| Records for the exercise |
========================================================================
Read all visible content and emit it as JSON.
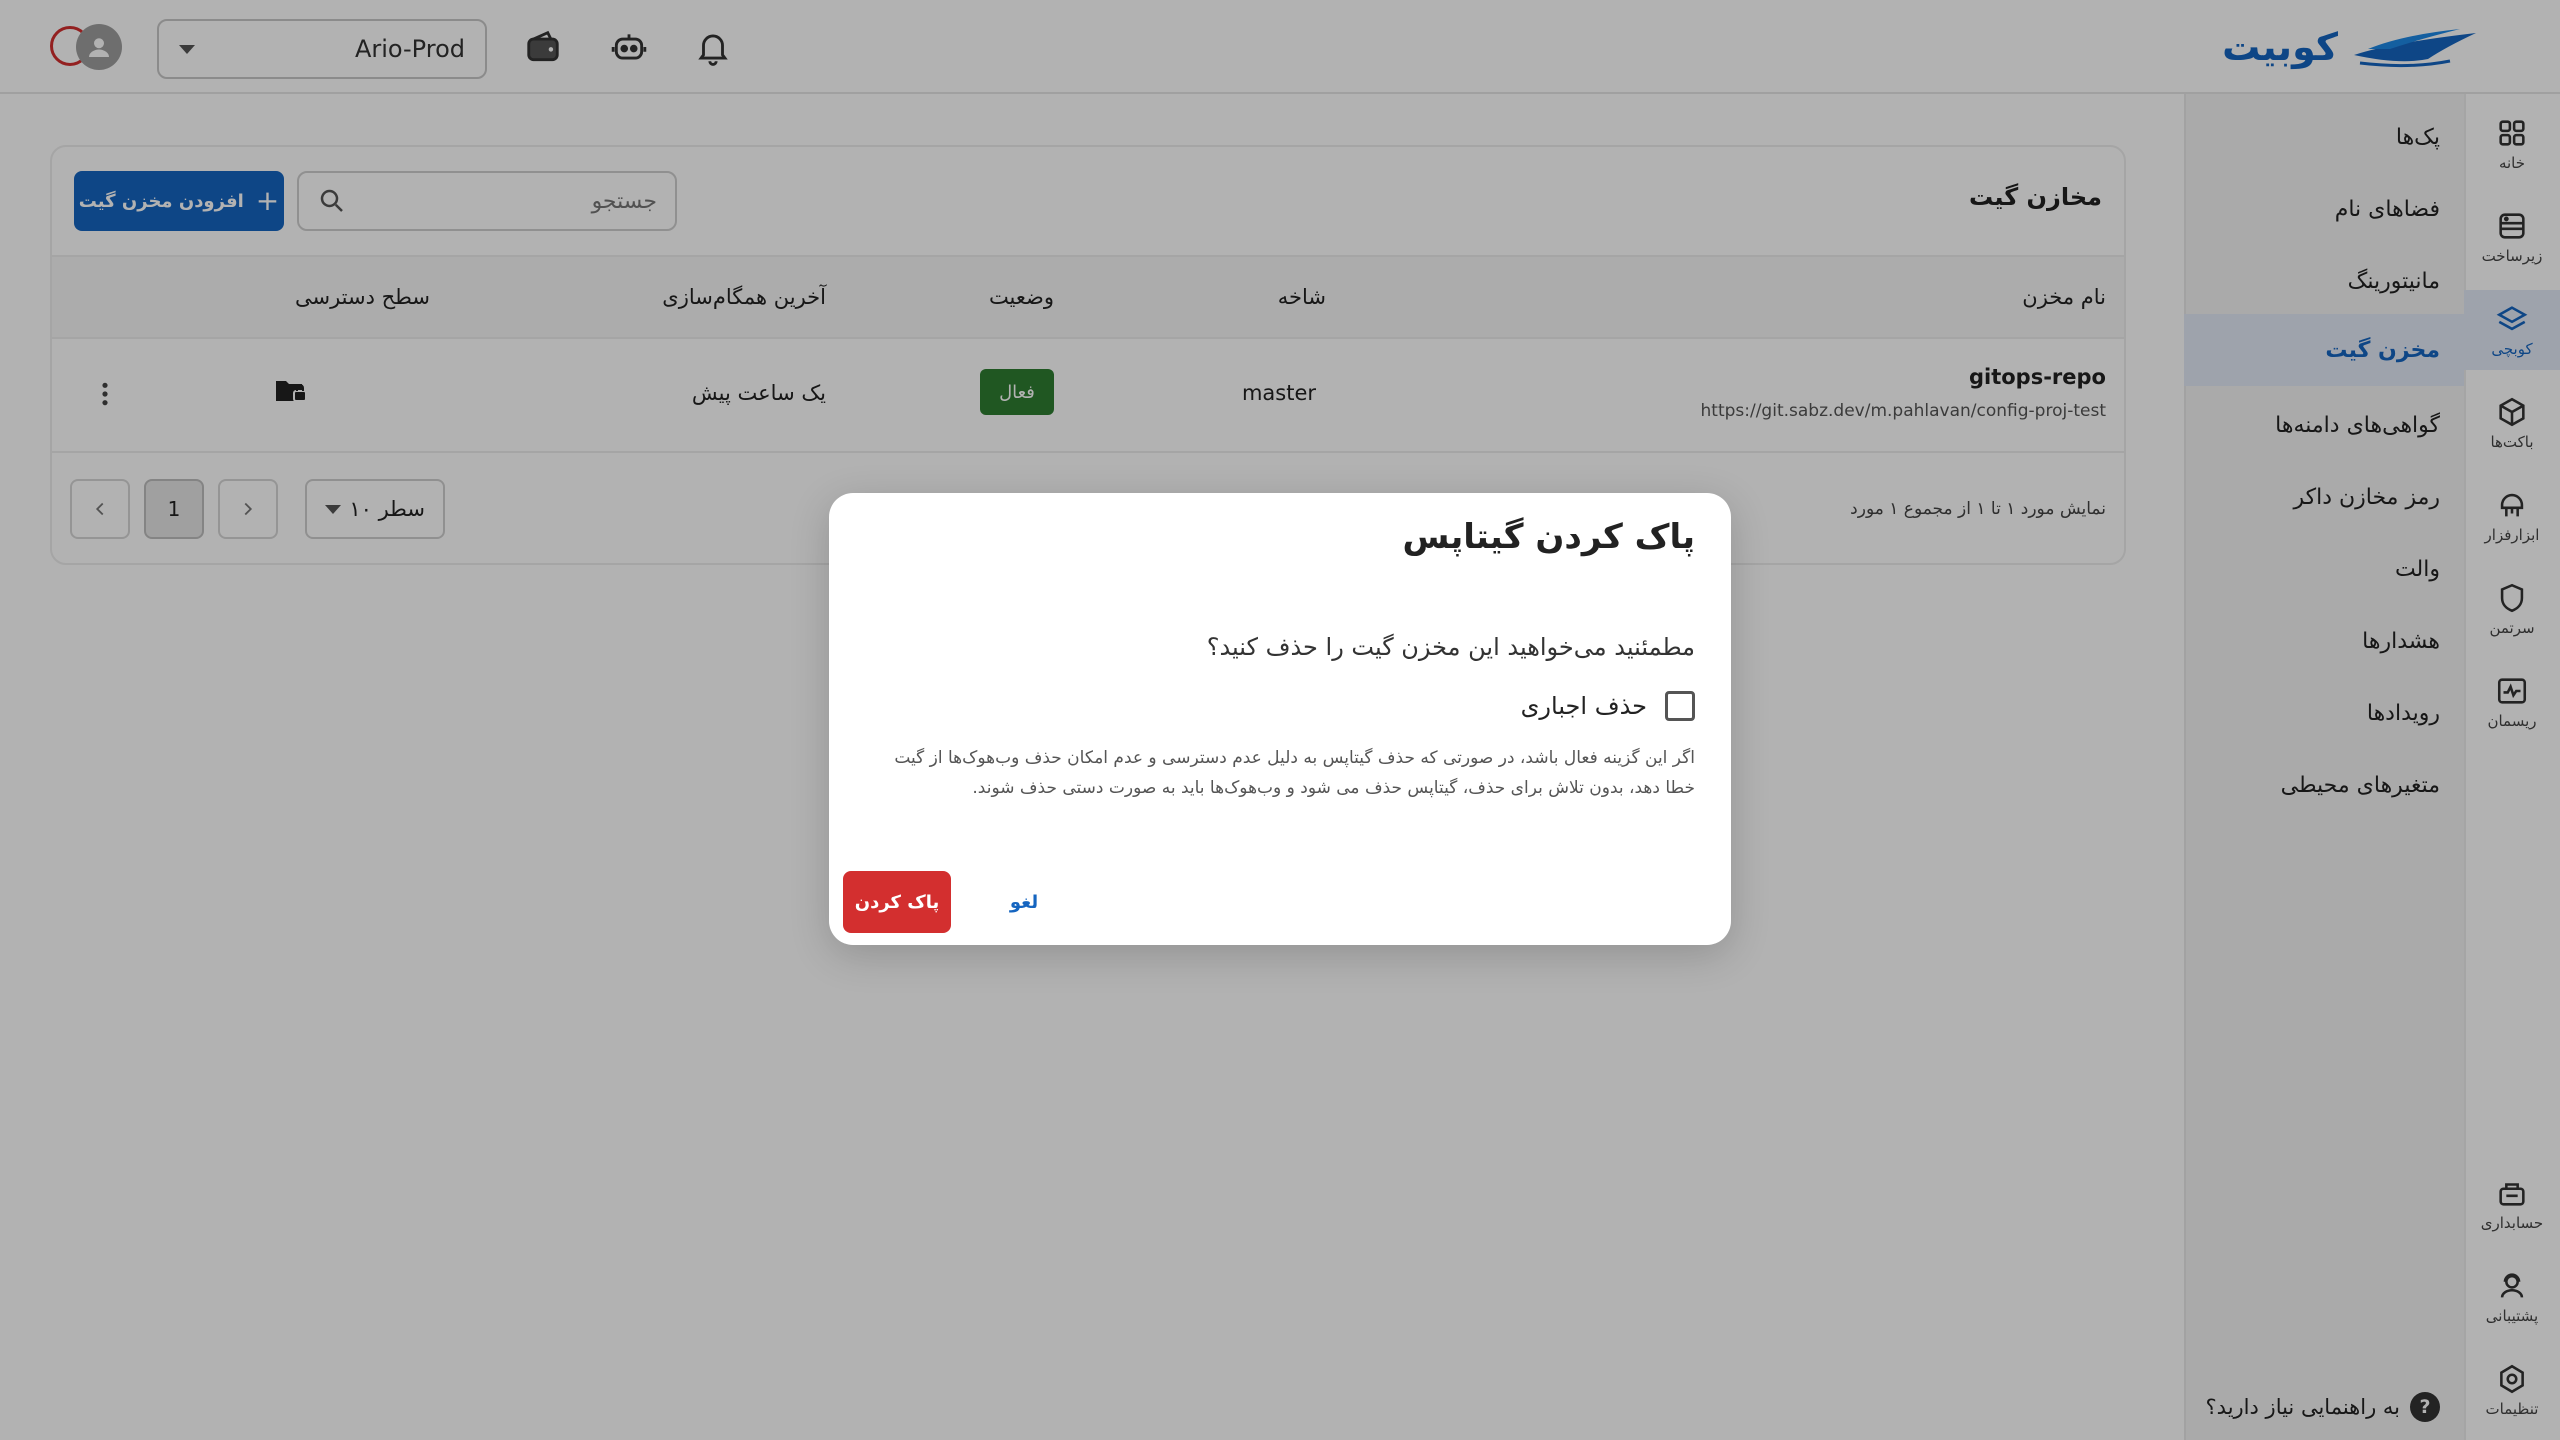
{
  "header": {
    "brand": "کوبیت",
    "environment": "Ario-Prod",
    "icons": [
      "bell-icon",
      "robot-icon",
      "wallet-icon"
    ]
  },
  "rail": {
    "items": [
      {
        "label": "خانه",
        "icon": "grid-icon"
      },
      {
        "label": "زیرساخت",
        "icon": "server-icon"
      },
      {
        "label": "کوبچی",
        "icon": "layers-icon",
        "active": true
      },
      {
        "label": "باکت‌ها",
        "icon": "cube-icon"
      },
      {
        "label": "ابزارفزار",
        "icon": "tools-icon"
      },
      {
        "label": "سرتمن",
        "icon": "shield-icon"
      },
      {
        "label": "ریسمان",
        "icon": "pulse-icon"
      },
      {
        "label": "حسابداری",
        "icon": "accounting-icon"
      },
      {
        "label": "پشتیبانی",
        "icon": "support-icon"
      },
      {
        "label": "تنظیمات",
        "icon": "settings-icon"
      }
    ]
  },
  "subnav": {
    "items": [
      {
        "label": "پک‌ها"
      },
      {
        "label": "فضاهای نام"
      },
      {
        "label": "مانیتورینگ"
      },
      {
        "label": "مخزن گیت",
        "active": true
      },
      {
        "label": "گواهی‌های دامنه‌ها"
      },
      {
        "label": "رمز مخازن داکر"
      },
      {
        "label": "والت"
      },
      {
        "label": "هشدارها"
      },
      {
        "label": "رویدادها"
      },
      {
        "label": "متغیرهای محیطی"
      }
    ],
    "help": "به راهنمایی نیاز دارید؟"
  },
  "card": {
    "title": "مخازن گیت",
    "add_button": "افزودن مخزن گیت",
    "search_placeholder": "جستجو",
    "columns": {
      "name": "نام مخزن",
      "branch": "شاخه",
      "status": "وضعیت",
      "last_sync": "آخرین همگام‌سازی",
      "access": "سطح دسترسی"
    },
    "rows": [
      {
        "name": "gitops-repo",
        "url": "https://git.sabz.dev/m.pahlavan/config-proj-test",
        "branch": "master",
        "status": "فعال",
        "last_sync": "یک ساعت پیش"
      }
    ],
    "pagination": {
      "range_text": "نمایش مورد ۱ تا ۱ از مجموع ۱ مورد",
      "rows_per_page": "۱۰ سطر",
      "current_page": "1"
    }
  },
  "modal": {
    "title": "پاک کردن گیتاپس",
    "question": "مطمئنید می‌خواهید این مخزن گیت را حذف کنید؟",
    "force_label": "حذف اجباری",
    "force_checked": false,
    "note": "اگر این گزینه فعال باشد، در صورتی که حذف گیتاپس به دلیل عدم دسترسی و عدم امکان حذف وب‌هوک‌ها از گیت خطا دهد، بدون تلاش برای حذف، گیتاپس حذف می شود و وب‌هوک‌ها باید به صورت دستی حذف شوند.",
    "confirm_button": "پاک کردن",
    "cancel_button": "لغو"
  },
  "colors": {
    "primary": "#1565c0",
    "danger": "#d32f2f",
    "success": "#2e7d32"
  }
}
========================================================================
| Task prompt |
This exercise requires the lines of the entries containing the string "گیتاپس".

| Solution to this exercise |
    "title": "پاک کردن گیتاپس",
    "note": "اگر این گزینه فعال باشد، در صورتی که حذف گیتاپس به دلیل عدم دسترسی و عدم امکان حذف وب‌هوک‌ها از گیت خطا دهد، بدون تلاش برای حذف، گیتاپس حذف می شود و وب‌هوک‌ها باید به صورت دستی حذف شوند.",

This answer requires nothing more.